For System objects that you define, you can change
their tunable properties at construction time or using dot notation
during code generation. For getNumInputsImpl
and getNumOutputsImpl
methods,
if you set the return argument from an object property, that object
property must have the Nontunable
attribute.
Objects cannot be used as default values for properties.
In MATLAB simulations, default values are shared across all instances of an object. Two instances of a class can access the same default value if that property has not been overwritten by either instance.
Cell Arrays and Global Variables
Do not use cell arrays.
Global variables are not supported. To avoid syncing global variables between a MEX file and the workspace, use a coder configuration object. For example:
f = coder.MEXConfig;
f.GlobalSyncMethod = 'NoSync'
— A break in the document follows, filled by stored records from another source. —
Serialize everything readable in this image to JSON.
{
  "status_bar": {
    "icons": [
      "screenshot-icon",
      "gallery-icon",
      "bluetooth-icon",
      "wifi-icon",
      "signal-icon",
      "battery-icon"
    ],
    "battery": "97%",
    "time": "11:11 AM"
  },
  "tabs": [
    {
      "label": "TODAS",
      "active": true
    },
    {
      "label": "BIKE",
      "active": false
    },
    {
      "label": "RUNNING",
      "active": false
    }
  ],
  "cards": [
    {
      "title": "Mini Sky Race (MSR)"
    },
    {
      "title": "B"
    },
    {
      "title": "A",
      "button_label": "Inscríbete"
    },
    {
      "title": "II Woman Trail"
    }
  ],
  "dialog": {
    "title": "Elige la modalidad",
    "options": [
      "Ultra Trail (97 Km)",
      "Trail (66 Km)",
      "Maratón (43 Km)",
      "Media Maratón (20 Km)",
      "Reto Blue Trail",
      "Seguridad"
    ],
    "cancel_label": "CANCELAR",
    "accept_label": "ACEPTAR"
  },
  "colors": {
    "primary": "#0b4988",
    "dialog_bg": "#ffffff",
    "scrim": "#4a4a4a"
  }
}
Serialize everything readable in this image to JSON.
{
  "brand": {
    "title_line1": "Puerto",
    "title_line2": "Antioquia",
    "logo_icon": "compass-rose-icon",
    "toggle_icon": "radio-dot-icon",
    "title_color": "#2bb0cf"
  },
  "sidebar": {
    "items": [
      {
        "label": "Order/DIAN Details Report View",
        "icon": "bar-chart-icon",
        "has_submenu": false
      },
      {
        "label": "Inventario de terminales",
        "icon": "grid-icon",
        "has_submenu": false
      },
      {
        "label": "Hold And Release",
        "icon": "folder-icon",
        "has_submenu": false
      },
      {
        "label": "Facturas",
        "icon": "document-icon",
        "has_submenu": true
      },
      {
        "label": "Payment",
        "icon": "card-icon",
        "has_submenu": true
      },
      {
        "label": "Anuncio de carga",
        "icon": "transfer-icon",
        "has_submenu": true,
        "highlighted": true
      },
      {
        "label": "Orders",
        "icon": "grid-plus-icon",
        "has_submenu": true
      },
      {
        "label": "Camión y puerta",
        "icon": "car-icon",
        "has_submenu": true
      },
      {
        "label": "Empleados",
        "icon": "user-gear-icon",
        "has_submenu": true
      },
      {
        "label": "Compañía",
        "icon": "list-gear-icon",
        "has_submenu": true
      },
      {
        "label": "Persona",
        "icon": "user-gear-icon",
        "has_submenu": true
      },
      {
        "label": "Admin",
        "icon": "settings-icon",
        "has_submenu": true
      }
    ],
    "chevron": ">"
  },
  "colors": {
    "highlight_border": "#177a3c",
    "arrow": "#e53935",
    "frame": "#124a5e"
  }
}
'-config
f'
in your codegen
command.Methods
Code generation support is available only for these System object methods:
get
getNumInputs
getNumOutputs
isDone
(for sources only)
release
reset
set
(for tunable properties)
step
Code generation support for using dot notation depends on whether the System object is predefined in the software or is one that you defined.
For System objects that are predefined in the software, you cannot use dot notation to call methods.
For System objects that you define, you can use dot notation or function call notation, with the System object as first argument, to call methods.
You can include System objects in MATLAB code in the same
way you include any other elements. You can then compile a MEX file
from your MATLAB code by using the codegen
command,
which is available if you have a MATLAB Coder license. This compilation
process, which involves a number of optimizations, is useful for accelerating
simulations. See Getting Started with MATLAB Coder and MATLAB Classes for
more information.
Note: Most, but not all, System objects support code generation. Refer to the particular object's reference page for information. |
Using the MATLAB Function block, you can include any System object and any MATLAB language function in a Simulink model. This model can then generate embeddable code. System objects provide higher-level algorithms for code generation than do most associated blocks. For more information, see What Is a MATLAB Function Block? in the Simulink documentation.
Using the MATLAB System block, you can include in a Simulink model individual System objects that you create with a class definition file . The model can then generate embeddable code. For more information, see What Is the MATLAB System Block? in the Simulink documentation.
MATLAB Compiler™ software supports System objects for use inside MATLAB functions. The compiler product does not support System objects for use in MATLAB scripts.